Native to South Korea
Japanese Sign
  • Korean Sign Language
Language codes
ISO 639-3 kvk
Glottolog kore1273[1]

Korean Sign Language or KSL (Korean: 한국 수화 언어 韓國手話言語 Hanguk Suhwa Eoneo or 한국 수어 韓國手語 Hanguk Sueo) is the deaf sign language of Korea. It is often referred to simply as 수화 手話 suhwa, which means signing in general.

KSL is currently used in South Korea; however, the situation in North Korea is unknown.[not verified in body]


The beginnings of KSL date from 1889.[2] The first primary school for deaf children, opened in 1908, used KSL.

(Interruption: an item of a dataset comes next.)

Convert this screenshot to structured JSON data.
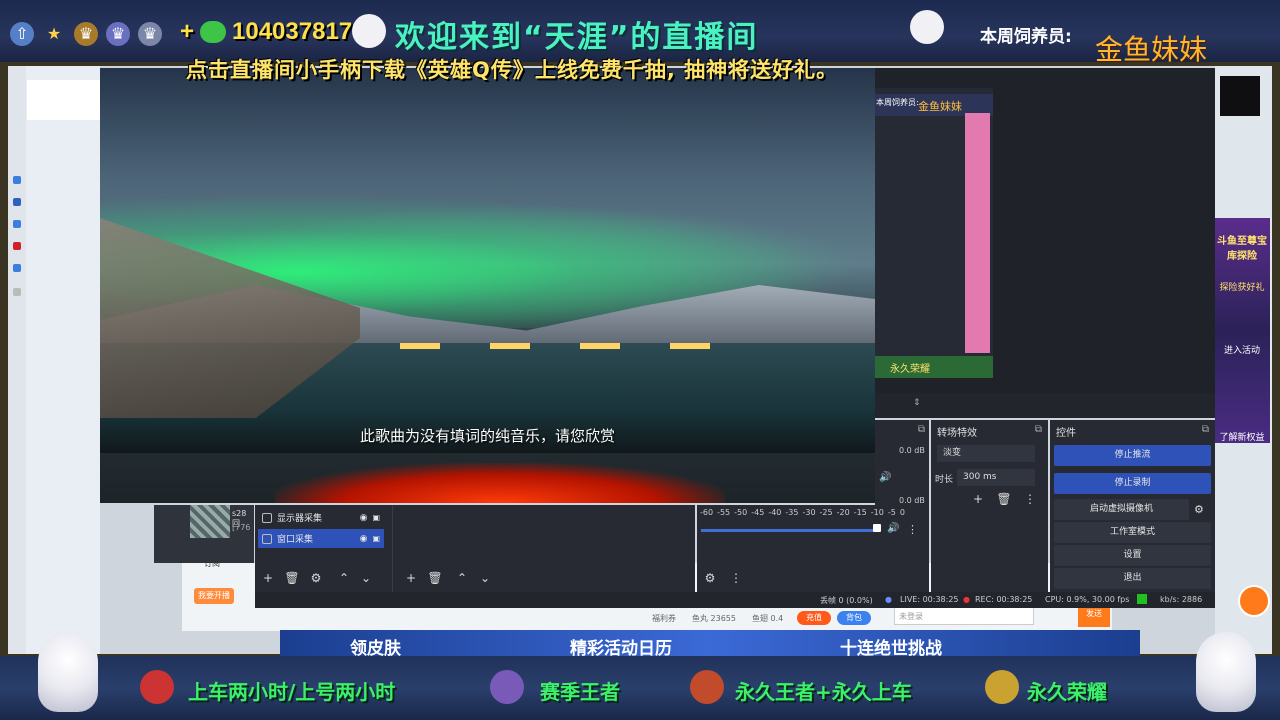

Although the origins of KSL predate the colonial period, the sign language developed some features in common with Japanese Sign Language (JSL) grammar.[2] KSL is considered part of the Japanese Sign Language family.[3]


According the South Korean Ministry of Health and Welfare, there were 252,779 people with hearing impairment and 18,275 people with language disorders in South Korea as of late 2014.[4] Recent estimated figures for the number of deaf people in South Korea range from 180,000 to 300,000.[5]

Official status[edit]

The Korean Sign Language Law (한국수화언어법 韓國手話言語法 Hanguk Suhwa Eoneo Beop), which was adopted on 3 February 2016 and came into force on 4 August 2016, established Korean Sign Language as an official language for the deaf in South Korea equal in status with Korean. The law also stipulates that the national and local governments are required to provide translation services in Korean Sign Language to deaf individuals who need them.[6]

Functional markers[edit]

KSL, like other sign languages, incorporates non-manual markers with lexical, syntactic, discourse, and affective functions. These include brow raising and furrowing, frowning, head shaking and nodding, and leaning and shifting the torso.[7]

See also[edit]


  1. ^ Hammarström, Harald; Forkel, Robert; Haspelmath, Martin; Bank, Sebastian, eds. (2016). "Korean Sign Language". Glottolog 2.7. Jena: Max Planck Institute for the Science of Human History. 
  2. ^ a b Fischer, Susan et al. (2010). "Variation in East Asian Sign Language Structures" in Sign Languages, p. 501., p. 501, at Google Books
  3. ^ Fischer, p. 499., p. 499, at Google Books
  4. ^ Cited in "「한국수화언어법」 국회 통과로 27만여 농인 언어권 보장", the press release for the Korean Sign Language Law from the South Korean Ministry of Culture, Sports and Tourism, 4 January 2016
  5. ^ http://aasl.aacore.jp/wiki/South_Korea
  6. ^ The original text of the legislation in Korean can be viewed here: http://www.law.go.kr/%EB%B2%95%EB%A0%B9/%ED%95%9C%EA%B5%AD%EC%88%98%ED%99%94%EC%96%B8%EC%96%B4%EB%B2%95/(13978,20160203)
  7. ^ Fischer, p. 507., p. 507, at Google Books


External links[edit]